→ Exercise description: Search the data below for the string "JSON". Extract every line that contains it.
######
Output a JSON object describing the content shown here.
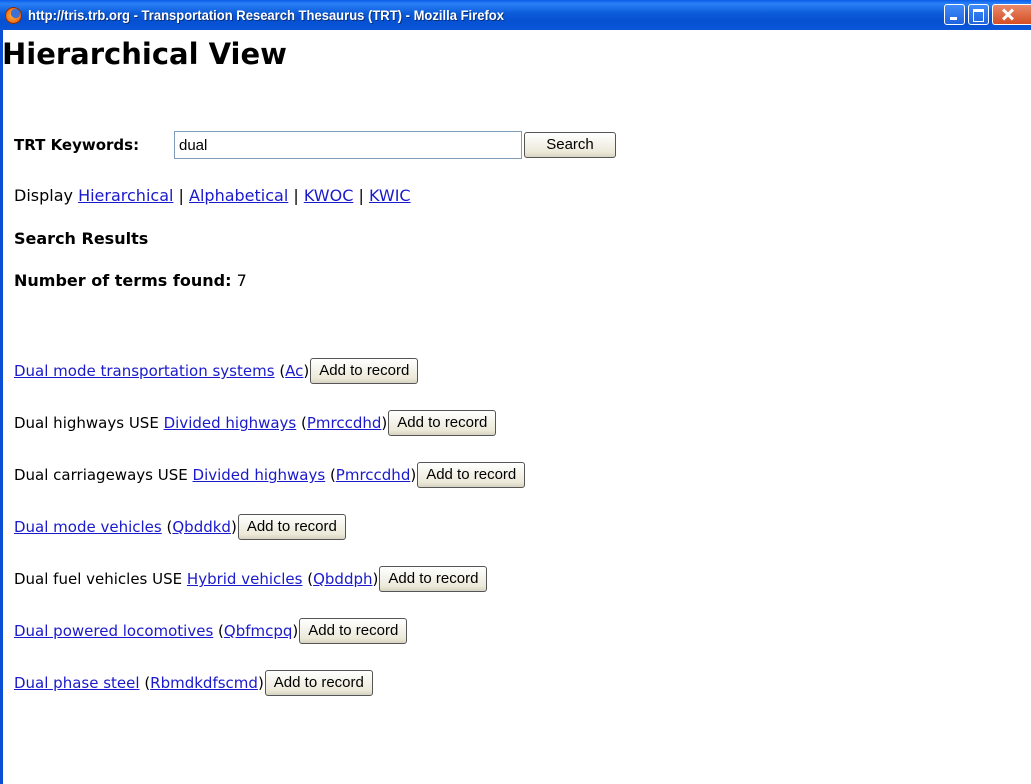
{
  "window": {
    "title": "http://tris.trb.org - Transportation Research Thesaurus (TRT) - Mozilla Firefox"
  },
  "page": {
    "heading": "Hierarchical View",
    "keyword_label": "TRT Keywords:",
    "keyword_value": "dual",
    "search_button": "Search",
    "display_label": "Display",
    "display_links": [
      "Hierarchical",
      "Alphabetical",
      "KWOC",
      "KWIC"
    ],
    "separator": "|",
    "results_heading": "Search Results",
    "count_label": "Number of terms found:",
    "count_value": "7",
    "add_button": "Add to record"
  },
  "results": [
    {
      "term": "Dual mode transportation systems",
      "use": "",
      "target": "",
      "code": "Ac",
      "term_is_link": true
    },
    {
      "term": "Dual highways",
      "use": "USE",
      "target": "Divided highways",
      "code": "Pmrccdhd",
      "term_is_link": false
    },
    {
      "term": "Dual carriageways",
      "use": "USE",
      "target": "Divided highways",
      "code": "Pmrccdhd",
      "term_is_link": false
    },
    {
      "term": "Dual mode vehicles",
      "use": "",
      "target": "",
      "code": "Qbddkd",
      "term_is_link": true
    },
    {
      "term": "Dual fuel vehicles",
      "use": "USE",
      "target": "Hybrid vehicles",
      "code": "Qbddph",
      "term_is_link": false
    },
    {
      "term": "Dual powered locomotives",
      "use": "",
      "target": "",
      "code": "Qbfmcpq",
      "term_is_link": true
    },
    {
      "term": "Dual phase steel",
      "use": "",
      "target": "",
      "code": "Rbmdkdfscmd",
      "term_is_link": true
    }
  ]
}
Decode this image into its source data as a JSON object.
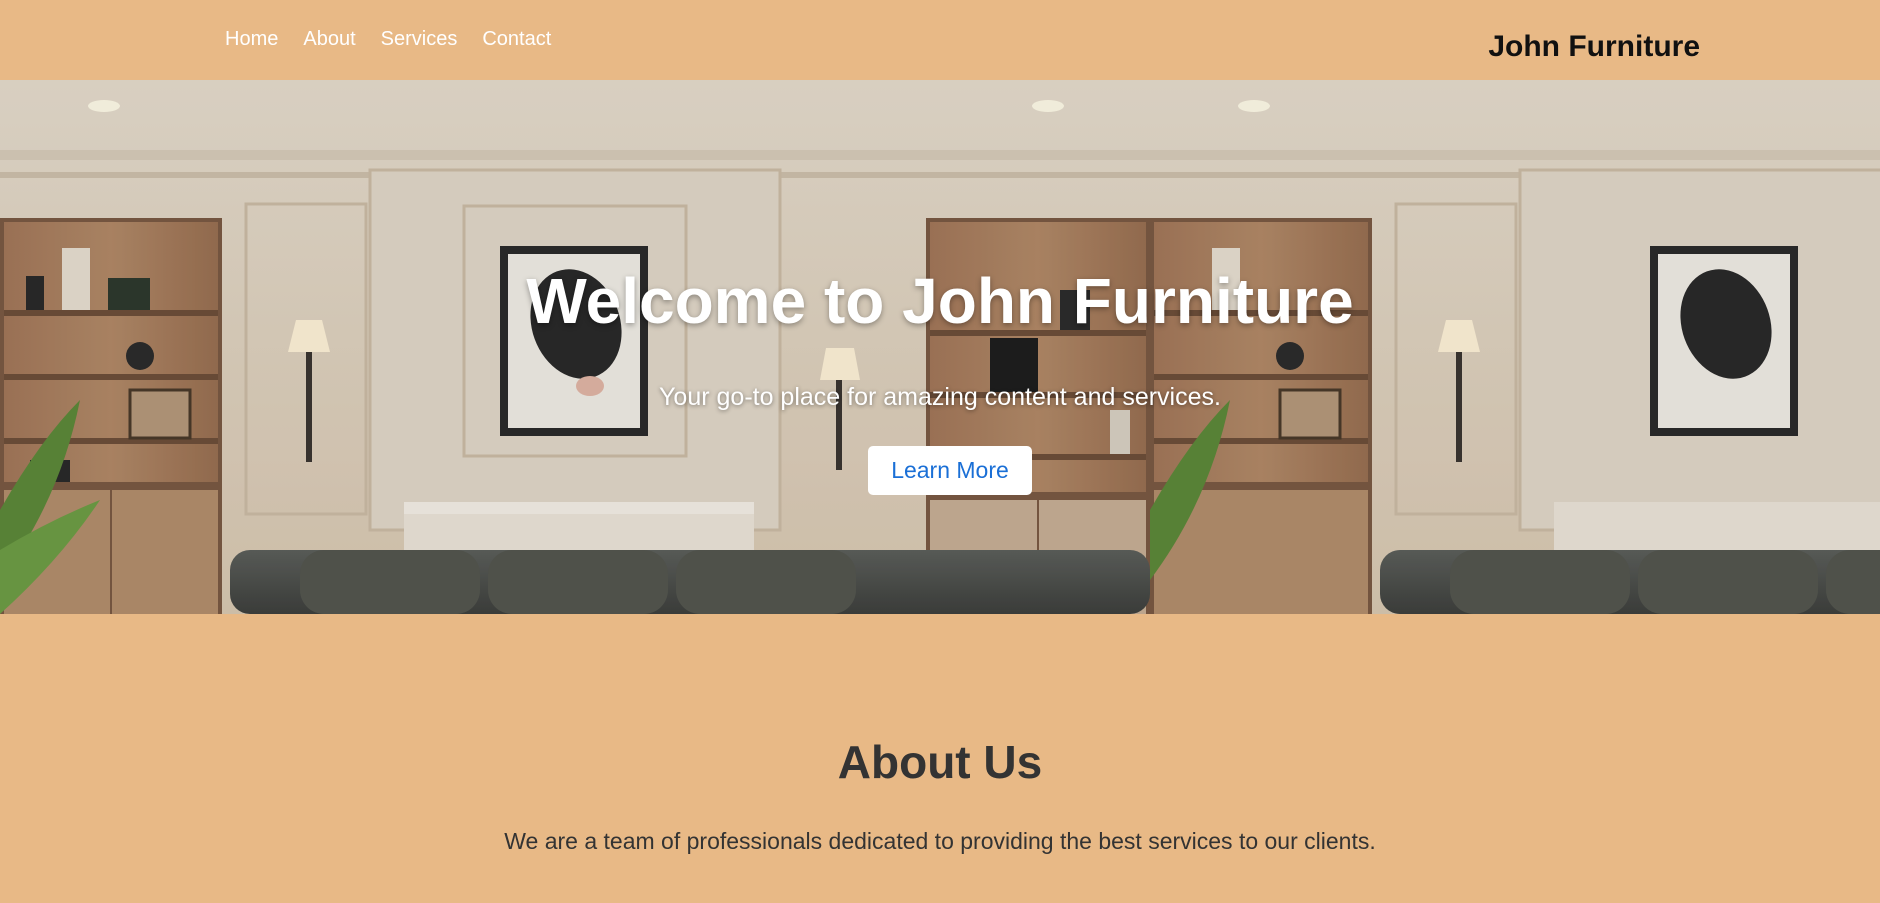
{
  "nav": {
    "items": [
      {
        "label": "Home"
      },
      {
        "label": "About"
      },
      {
        "label": "Services"
      },
      {
        "label": "Contact"
      }
    ]
  },
  "brand": "John Furniture",
  "hero": {
    "title": "Welcome to John Furniture",
    "subtitle": "Your go-to place for amazing content and services.",
    "button_label": "Learn More"
  },
  "about": {
    "title": "About Us",
    "text": "We are a team of professionals dedicated to providing the best services to our clients."
  },
  "colors": {
    "background": "#e8b986",
    "nav_text": "#ffffff",
    "heading_text": "#333333",
    "button_text": "#1a6fd6"
  }
}
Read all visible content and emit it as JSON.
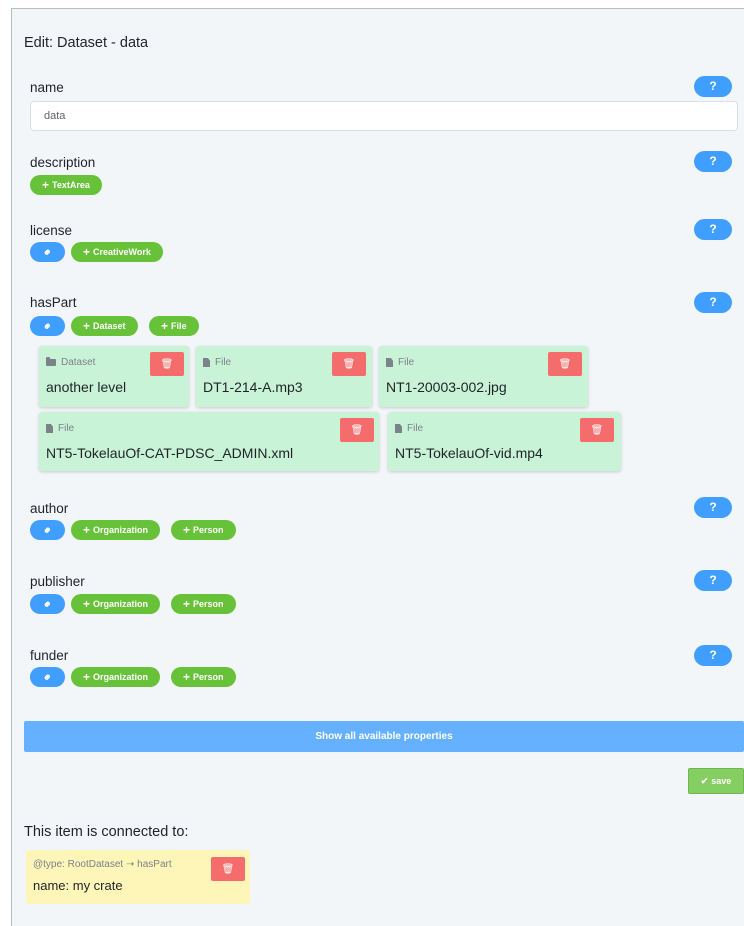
{
  "page": {
    "title": "Edit: Dataset - data"
  },
  "help_label": "?",
  "properties": {
    "name": {
      "label": "name",
      "value": "data"
    },
    "description": {
      "label": "description",
      "add": [
        "TextArea"
      ]
    },
    "license": {
      "label": "license",
      "add": [
        "CreativeWork"
      ]
    },
    "hasPart": {
      "label": "hasPart",
      "add": [
        "Dataset",
        "File"
      ]
    },
    "author": {
      "label": "author",
      "add": [
        "Organization",
        "Person"
      ]
    },
    "publisher": {
      "label": "publisher",
      "add": [
        "Organization",
        "Person"
      ]
    },
    "funder": {
      "label": "funder",
      "add": [
        "Organization",
        "Person"
      ]
    }
  },
  "hasPart_items": [
    {
      "type": "Dataset",
      "name": "another level"
    },
    {
      "type": "File",
      "name": "DT1-214-A.mp3"
    },
    {
      "type": "File",
      "name": "NT1-20003-002.jpg"
    },
    {
      "type": "File",
      "name": "NT5-TokelauOf-CAT-PDSC_ADMIN.xml"
    },
    {
      "type": "File",
      "name": "NT5-TokelauOf-vid.mp4"
    }
  ],
  "show_all_label": "Show all available properties",
  "save_label": "save",
  "connections": {
    "title": "This item is connected to:",
    "items": [
      {
        "type_text": "@type: RootDataset",
        "property": "hasPart",
        "name": "name: my crate"
      }
    ]
  },
  "colors": {
    "primary": "#409eff",
    "success": "#67c23a",
    "danger": "#f56c6c",
    "card_green": "#c9f3d6",
    "card_yellow": "#fdf6b8"
  }
}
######
→ Solution for this task:
Output a JSON object describing the content shown here.
Decode this image into its source data as a JSON object.
Read all visible content and emit it as JSON.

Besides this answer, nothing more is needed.